$ vault kv put foo/bar a=b Error making API request. URL: GET http://localhost:8200/v1/sys/internal/ui/mounts/foo/bar Code: 403. Errors: * preflight capability check returned 403, ... grant access to path "foo/bar/"
The path prefix (or alternatively the
-mount flag for
vault kv commands)
tells Vault which secrets engine to which it should route traffic. When a
request comes to Vault, it matches the initial path part using a longest
prefix match and then passes the request to the corresponding secrets engine
enabled at that path. Vault presents these secrets engines similar to a
There is no secrets engine mounted at
foo, so the above command returned an error.
This tutorial discusses secrets engines and the operations they support. This information is important to both operators who will configure Vault and users who will interact with Vault.
Enable a secrets engine
To get started, enable a new KV secrets engine at the path
kv. Each path is
completely isolated and cannot talk to other paths. For example, a KV secrets
engine enabled at
foo has no ability to communicate with a KV secrets engine
$ vault secrets enable -path=kv kv Success! Enabled the kv secrets engine at: kv/
The path where the secrets engine is enabled defaults to the name of the secrets engine. Thus, the following command is equivalent to executing the above command.
$ vault secrets enable kv
Executing this command will throw the
path is already in use at kv/ error.
To verify our success and get more information about the secrets engine, use the
vault secrets list command:

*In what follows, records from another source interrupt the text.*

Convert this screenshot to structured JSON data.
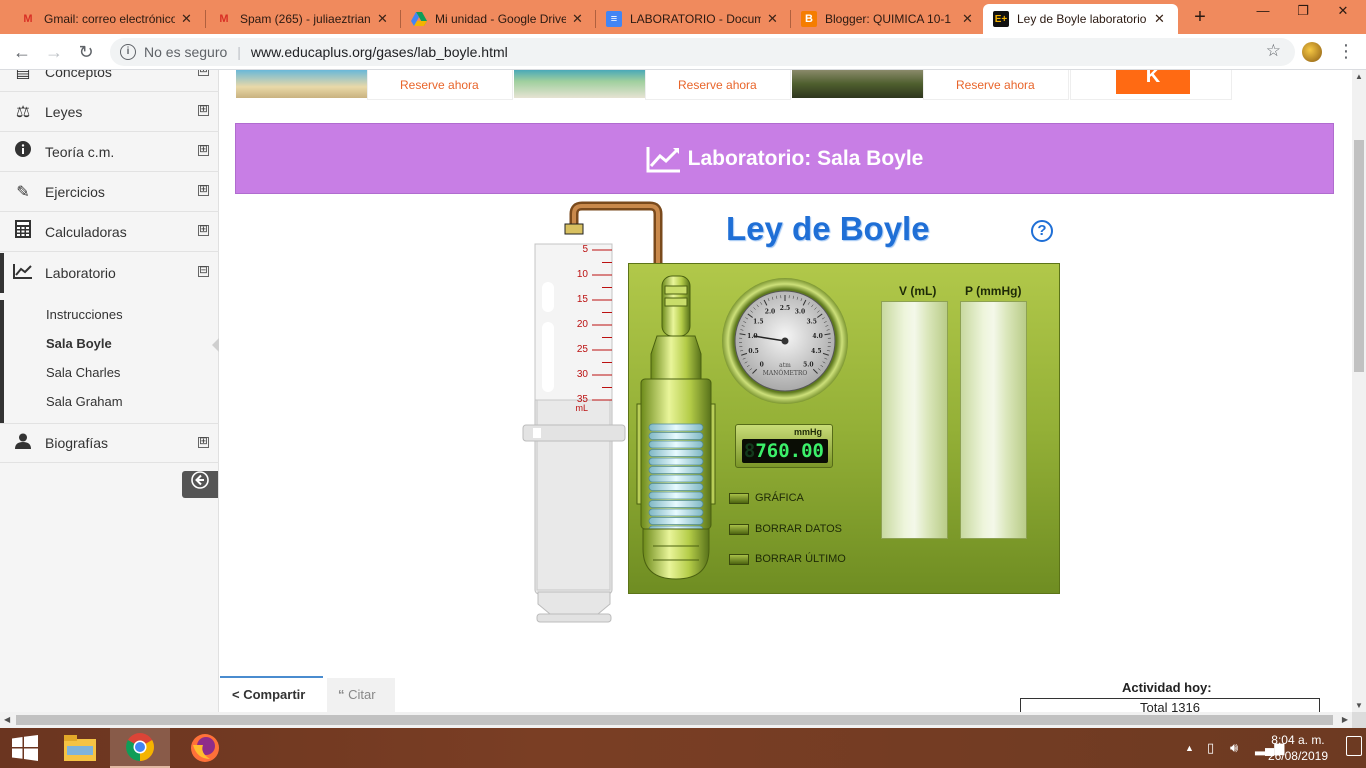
{
  "browser": {
    "tabs": [
      {
        "label": "Gmail: correo electrónico",
        "icon": "gmail-icon",
        "active": false
      },
      {
        "label": "Spam (265) - juliaeztrian",
        "icon": "gmail-icon",
        "active": false
      },
      {
        "label": "Mi unidad - Google Drive",
        "icon": "drive-icon",
        "active": false
      },
      {
        "label": "LABORATORIO - Docum",
        "icon": "docs-icon",
        "active": false
      },
      {
        "label": "Blogger: QUIMICA 10-1",
        "icon": "blogger-icon",
        "active": false
      },
      {
        "label": "Ley de Boyle laboratorio",
        "icon": "educaplus-icon",
        "active": true
      }
    ],
    "address": {
      "security": "No es seguro",
      "url": "www.educaplus.org/gases/lab_boyle.html"
    }
  },
  "sidebar": {
    "items": [
      {
        "label": "Conceptos",
        "icon": "concepts-icon",
        "expander": "⊞"
      },
      {
        "label": "Leyes",
        "icon": "scales-icon",
        "expander": "⊞"
      },
      {
        "label": "Teoría c.m.",
        "icon": "info-icon",
        "expander": "⊞"
      },
      {
        "label": "Ejercicios",
        "icon": "pencil-icon",
        "expander": "⊞"
      },
      {
        "label": "Calculadoras",
        "icon": "calculator-icon",
        "expander": "⊞"
      },
      {
        "label": "Laboratorio",
        "icon": "chart-line-icon",
        "expander": "⊟"
      },
      {
        "label": "Biografías",
        "icon": "user-icon",
        "expander": "⊞"
      }
    ],
    "sub_items": [
      {
        "label": "Instrucciones",
        "current": false
      },
      {
        "label": "Sala Boyle",
        "current": true
      },
      {
        "label": "Sala Charles",
        "current": false
      },
      {
        "label": "Sala Graham",
        "current": false
      }
    ]
  },
  "ads": {
    "links": [
      "Reserve ahora",
      "Reserve ahora",
      "Reserve ahora"
    ],
    "logo_letter": "K"
  },
  "lab": {
    "header_title": "Laboratorio: Sala Boyle",
    "sim_title": "Ley de Boyle",
    "help_symbol": "?",
    "syringe": {
      "scale": [
        "5",
        "10",
        "15",
        "20",
        "25",
        "30",
        "35"
      ],
      "unit": "mL"
    },
    "gauge": {
      "ticks": [
        "0",
        "0.5",
        "1.0",
        "1.5",
        "2.0",
        "2.5",
        "3.0",
        "3.5",
        "4.0",
        "4.5",
        "5.0"
      ],
      "unit": "atm",
      "label": "MANÓMETRO",
      "reading_atm": 1.0
    },
    "digital": {
      "unit": "mmHg",
      "value": "760.00",
      "ghost": "8"
    },
    "columns": [
      {
        "header": "V (mL)"
      },
      {
        "header": "P (mmHg)"
      }
    ],
    "buttons": [
      "GRÁFICA",
      "BORRAR DATOS",
      "BORRAR ÚLTIMO"
    ]
  },
  "footer": {
    "share_label": "Compartir",
    "cite_label": "Citar",
    "activity_label": "Actividad hoy:",
    "activity_total": "Total 1316"
  },
  "taskbar": {
    "time": "8:04 a. m.",
    "date": "26/08/2019"
  },
  "colors": {
    "tabbar": "#f08a5d",
    "header_purple": "#c87ee5",
    "title_blue": "#1f6fd6",
    "panel_green": "#94b037",
    "lcd_green": "#3cf06a",
    "ad_orange": "#e8652b"
  }
}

$ vault secrets list Path Type Accessor Description ---- ---- -------- ----------- cubbyhole/ cubbyhole cubbyhole_78189996 per-token private secret storage identity/ identity identity_ac07951e identity store kv/ kv kv_15087625 n/a secret/ kv kv_4b990c45 key/value secret storage sys/ system system_adff0898 system endpoints used for control, policy and debugging
This shows there are 5 enabled secrets engines on this Vault server. You can see
the type of the secrets engine, the corresponding path, and an optional
description (or "n/a" if none was given). Running the above command with the
-detailed flag can show you the version of the KV secrets engine and more.
sys/ path corresponds to the system backend. These paths interact with
Vault's core system and are not required for beginners.
Take a few moments to read and write some data to the new
kv secrets engine
kv/. Here are a few ideas to get started.
To create secrets, use the
kv put command.
$ vault kv put kv/hello target=world Success! Data written to: kv/hello
To read the secrets stored in the
kv/hello path, use the
kv get command.
$ vault kv get kv/hello ===== Data ===== Key Value --- ----- target world
Create secrets at the
$ vault kv put kv/my-secret value="s3c(eT" Success! Data written to: kv/my-secret
Read the secrets at
$ vault kv get kv/my-secret ==== Data ==== Key Value --- ----- value s3c(eT
Delete the secrets at
$ vault kv delete kv/my-secret Success! Data deleted (if it existed) at: kv/my-secret
List existing keys at the
$ vault kv list kv/ Keys ---- hello
Disable a secrets engine
When a secrets engine is no longer needed, it can be disabled. When a secrets engine is disabled, all secrets are revoked and the corresponding Vault data and configuration is removed.
$ vault secrets disable kv/ Success! Disabled the secrets engine (if it existed) at: kv/
Note that this command takes a PATH to the secrets engine as an argument, not the TYPE of the secrets engine.
Any requests to route data to the original path would result in an error, but another secrets engine could now be enabled at that path.
Vault behaves similarly to a virtual filesystem. The read/write/delete/list operations are forwarded to the corresponding secrets engine, and the secrets engine decides how to react to those operations.
This abstraction is incredibly powerful. It enables Vault to interface directly with physical systems, databases, HSMs, etc. But in addition to these physical systems, Vault can interact with more unique environments like AWS IAM, dynamic SQL user creation, etc. all while using the same read/write interface.
You learned the basics of the
vault secrets command. This is important
knowledge to move forward and explore other secrets engines.